How to Improve Crop Yield
Let’s start with this fact: maximizing crop yield doesn’t mean you will maximize your profitability. Too often, a farmer will think that maximizing yield is the goal. When in reality that goal can have a negative impact, not only on profitability, but also result in unnecessary application of costly and potentially limited resources like water.
Factors affecting crop yield
Aside from weather, there are four inputs or investments that can affect crop yield, but more importantly, farm profitability.
- Nutrients / Nitrogen
To optimize your profits, managing your inputs effectively is key. You want to apply an adequate amount of inputs, but you don’t want to go too high. Historically, most farmers are slightly risk adverse and would rather slightly over apply inputs “just to be safe”, because it is well-known that underapplication will result in poor yields. However, in reality, it’s no longer either practical nor cost-effective to over apply inputs. Particularly, as water resources become increasingly constrained, and the risks of nutrient run-off become more apparent, it’s time to think of ways to hit yield targets without over-watering or over-apply nutrients.
Think in terms of input efficiency. You want to adjust all four of your throttles and aim for optimization.
The good news is that University of Nebraska has been running studies since 2017 that demonstrate how this can be achieved with the right combination of inputs and technology such as AquaSpy that helps inform better decisions around nutrient and water applications.
What UNL Taps competitions reveal
The University of Nebraska Testing Ag Performance Solutions (UNL-TAPS) is an innovative program developed by University of Nebraska research and extension specialists and educators. The program facilitates a number of interactive real-life farm management competitions. The studies are all remote, meaning the farmers made all their decisions without visiting the fields.
In the UNL Taps 2017 competition the second place farm used HALF as much irrigation as first place, and saw a slightly smaller yield than first place, but a much higher profit (18%). The team in last place used more water AND more nitrogen which actually hindered the yield and resulted in the second highest loss per acre. What was the secret? The most profitable fields used technology to drive their decisions and were able to see exactly when the crop was ready to consume critical nutrients so they could time that application precisely and with exactly enough of the critical inputs – water and nutrients.
In 2018 we see similar results, in fact the third highest efficiency rating used only 1 inch of irrigation, and the least nitrogen. Farms using 10 times more water and high amounts of nitrogen came in at the bottom of the efficiency ratings.

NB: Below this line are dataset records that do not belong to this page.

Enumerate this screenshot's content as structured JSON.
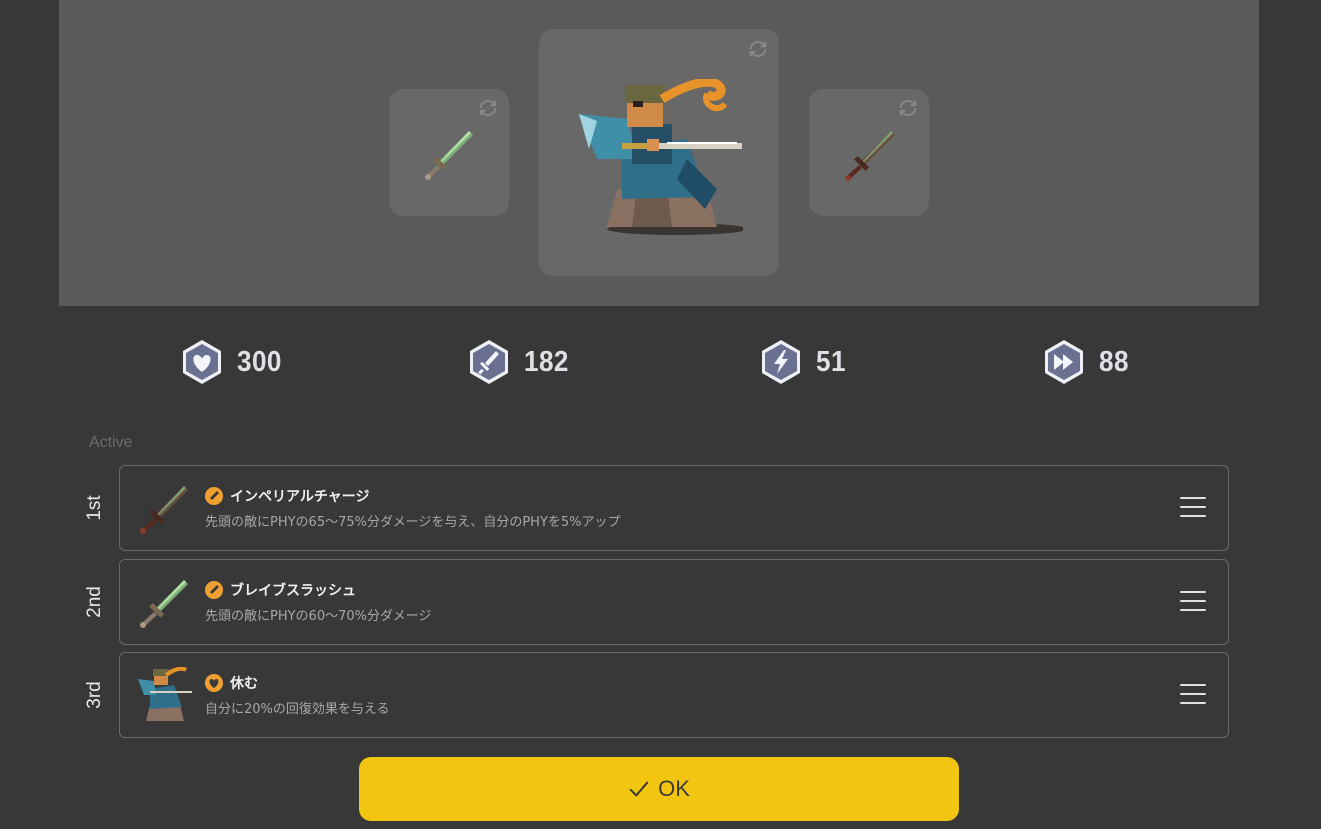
{
  "hero": {
    "stats": [
      {
        "icon": "heart-icon",
        "value": "300"
      },
      {
        "icon": "sword-icon",
        "value": "182"
      },
      {
        "icon": "lightning-icon",
        "value": "51"
      },
      {
        "icon": "fast-forward-icon",
        "value": "88"
      }
    ]
  },
  "skills": {
    "section_label": "Active",
    "items": [
      {
        "rank": "1st",
        "name": "インペリアルチャージ",
        "desc": "先頭の敵にPHYの65〜75%分ダメージを与え、自分のPHYを5%アップ",
        "type_icon": "sword-type-icon",
        "thumb": "dark-sword-icon"
      },
      {
        "rank": "2nd",
        "name": "ブレイブスラッシュ",
        "desc": "先頭の敵にPHYの60〜70%分ダメージ",
        "type_icon": "sword-type-icon",
        "thumb": "green-sword-icon"
      },
      {
        "rank": "3rd",
        "name": "休む",
        "desc": "自分に20%の回復効果を与える",
        "type_icon": "heart-type-icon",
        "thumb": "hero-portrait-icon"
      }
    ]
  },
  "actions": {
    "ok_label": "OK"
  },
  "colors": {
    "accent": "#f2c511",
    "type_badge": "#f0a030",
    "panel": "#5a5a5a",
    "background": "#383838"
  }
}
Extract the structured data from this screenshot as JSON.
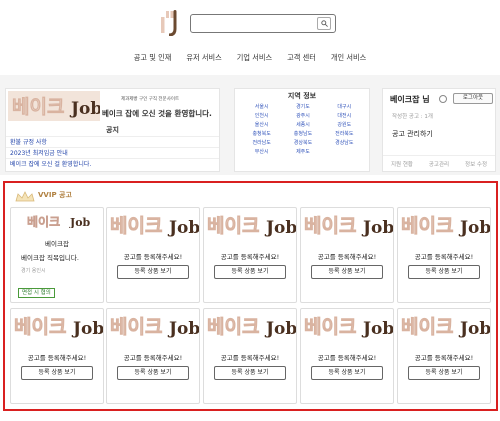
{
  "search": {
    "value": "",
    "placeholder": ""
  },
  "nav": [
    "공고 및 인재",
    "유저 서비스",
    "기업 서비스",
    "고객 센터",
    "개인 서비스"
  ],
  "promo": {
    "tagline": "제과제빵 구인 구직 전문사이트",
    "welcome": "베이크 잡에 오신 것을 환영합니다.",
    "notice_title": "공지",
    "notices": [
      "환불 규정 사항",
      "2023년 최저임금 안내",
      "베이크 잡에 오신 걸 환영합니다."
    ]
  },
  "region": {
    "title": "지역 정보",
    "cities": [
      "서울시",
      "경기도",
      "대구시",
      "인천시",
      "광주시",
      "대전시",
      "울산시",
      "세종시",
      "강원도",
      "충청북도",
      "충청남도",
      "전라북도",
      "전라남도",
      "경상북도",
      "경상남도",
      "부산시",
      "제주도"
    ]
  },
  "user": {
    "name": "베이크잡 님",
    "logout_label": "로그아웃",
    "viewed": "작성한 공고 : 1개",
    "manage": "공고 관리하기",
    "links": [
      "지원 현황",
      "공고관리",
      "정보 수정"
    ]
  },
  "vvip": {
    "title": "VVIP 공고",
    "first_card": {
      "company": "베이크잡",
      "job": "베이크잡 직목입니다.",
      "location": "경기 용인시",
      "badge": "면접 시 협의"
    },
    "placeholder_text": "공고를 등록해주세요!",
    "button_label": "등록 상품 보기"
  },
  "colors": {
    "brand_brown": "#8c5a35",
    "brand_pink": "#e7c9b9",
    "highlight_red": "#d92020",
    "accent_gold": "#b08040"
  }
}
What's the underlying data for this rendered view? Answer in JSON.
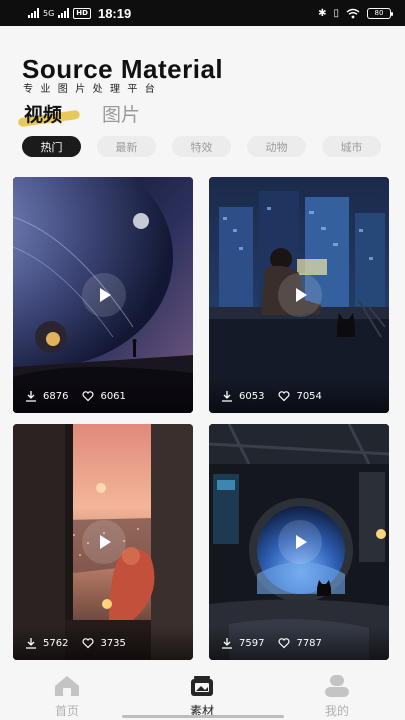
{
  "status_bar": {
    "network": "5G",
    "hd_badge": "HD",
    "time": "18:19",
    "battery": "80"
  },
  "header": {
    "title": "Source Material",
    "subtitle": "专业图片处理平台"
  },
  "main_tabs": [
    {
      "label": "视频",
      "active": true
    },
    {
      "label": "图片",
      "active": false
    }
  ],
  "filter_chips": [
    {
      "label": "热门",
      "active": true
    },
    {
      "label": "最新",
      "active": false
    },
    {
      "label": "特效",
      "active": false
    },
    {
      "label": "动物",
      "active": false
    },
    {
      "label": "城市",
      "active": false
    }
  ],
  "cards": [
    {
      "theme": "planet-horizon",
      "downloads": "6876",
      "likes": "6061"
    },
    {
      "theme": "city-rooftop-cat",
      "downloads": "6053",
      "likes": "7054"
    },
    {
      "theme": "sunset-window-girl",
      "downloads": "5762",
      "likes": "3735"
    },
    {
      "theme": "spaceship-porthole-cat",
      "downloads": "7597",
      "likes": "7787"
    }
  ],
  "bottom_nav": [
    {
      "label": "首页",
      "icon": "home-icon",
      "active": false
    },
    {
      "label": "素材",
      "icon": "gallery-icon",
      "active": true
    },
    {
      "label": "我的",
      "icon": "profile-icon",
      "active": false
    }
  ],
  "colors": {
    "accent": "#e5c44a",
    "chip_active": "#1b1b1b",
    "chip_inactive": "#ececec",
    "nav_inactive": "#b0b0b0"
  }
}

In 2019 these trends repeated. The highest efficiency rating was achieved with only 2 inches of irrigation and a fairly low nitrogen application whereas high level of irrigation and nitrogen application fell at the bottom of the efficiency ratings. Across all of these wide variances in yields.

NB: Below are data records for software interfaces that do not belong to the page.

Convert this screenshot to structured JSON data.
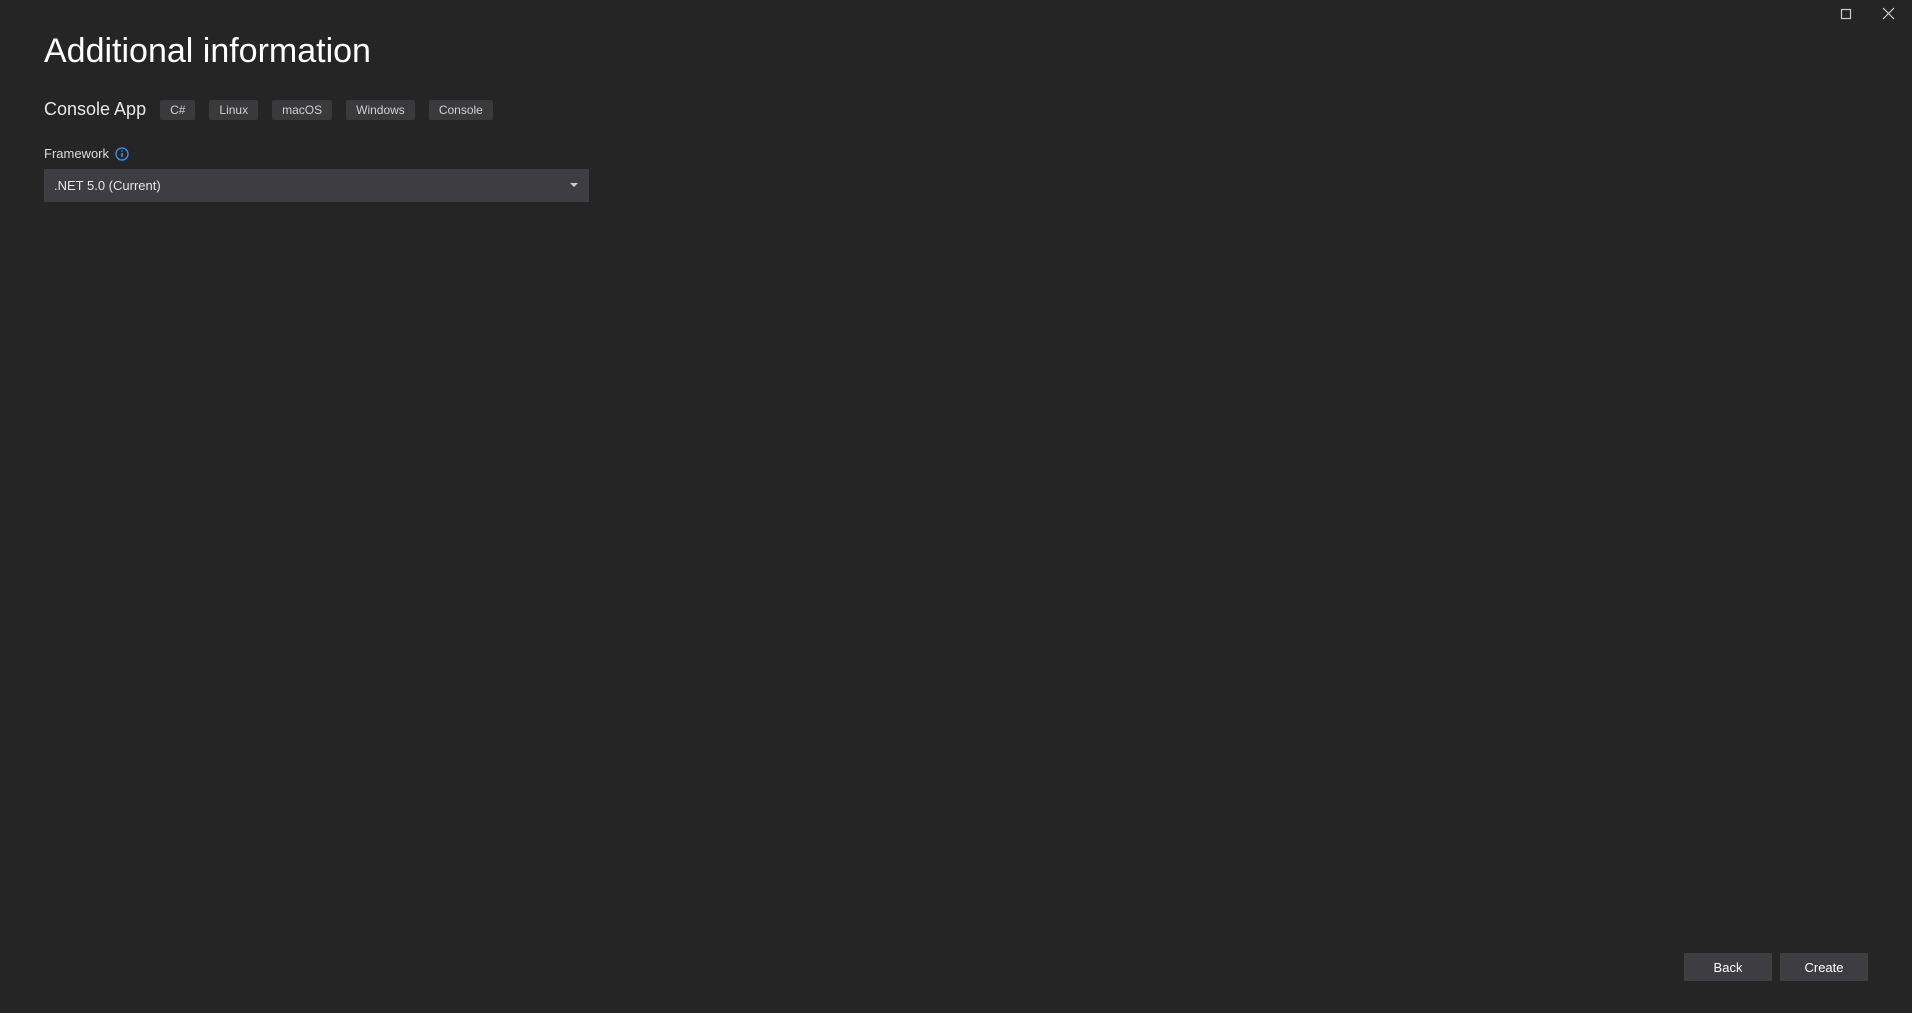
{
  "titlebar": {
    "maximize_title": "Maximize",
    "close_title": "Close"
  },
  "page": {
    "title": "Additional information"
  },
  "template": {
    "name": "Console App",
    "tags": [
      "C#",
      "Linux",
      "macOS",
      "Windows",
      "Console"
    ]
  },
  "framework": {
    "label": "Framework",
    "selected": ".NET 5.0 (Current)"
  },
  "footer": {
    "back_label": "Back",
    "create_label": "Create"
  }
}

Read the UNL Taps Reports here.
Timing is Key to Crop Yield Optimization
The only way you’ll be able to hit high efficiency ratings is by managing the timing of your inputs as well as the amount. First, you need to know how much available moisture is in the soil at the depth where the roots need it. Second, you need to know where that active root zone is, and how well the crop is consuming it. If you are pouring on water and the crop doesn’t need it or can’t consume it, you can end up harming your yield. On top of that, the timing of the application is important too, particularly for critical periods like tasseling or fruiting.
AquaSpy’s easy to install probes capture data at 4-inch intervals and send that via wireless cellular connection to a mobile device or desktop. Easy to read fuel gauge and summary charts tell the farmer what’s happening in the active root zone at the time and how far the last irrigation has reached.
In the summary chart’s curved green band, if you are moving the black lines on the chart sideways and in evenly matched up and down lines, you are balancing supply (downward line indicating water) and demand (upward line showing consumption by the crop). Your variability goes down when you balance supply and demand and this eliminates waste in inputs like water while optimizing yields. The green band is uniquely curved for each crop type to reflect critical periods of consumption during the growing season. Alerts will tell you if you’ve hit the fill point or the full point.
The proprietary numeric YES! Score in the upper right of the Fuel Gauge chart is an 850-point numerical representation of how well you stayed in the green band. To optimize yield stay in the green band and keep your score high.
Bottom line – Maximum yield isn’t always the right goal. What you want to focus on is profit per acre.
Related articles: Read why volumetric water measurement is a fallacy.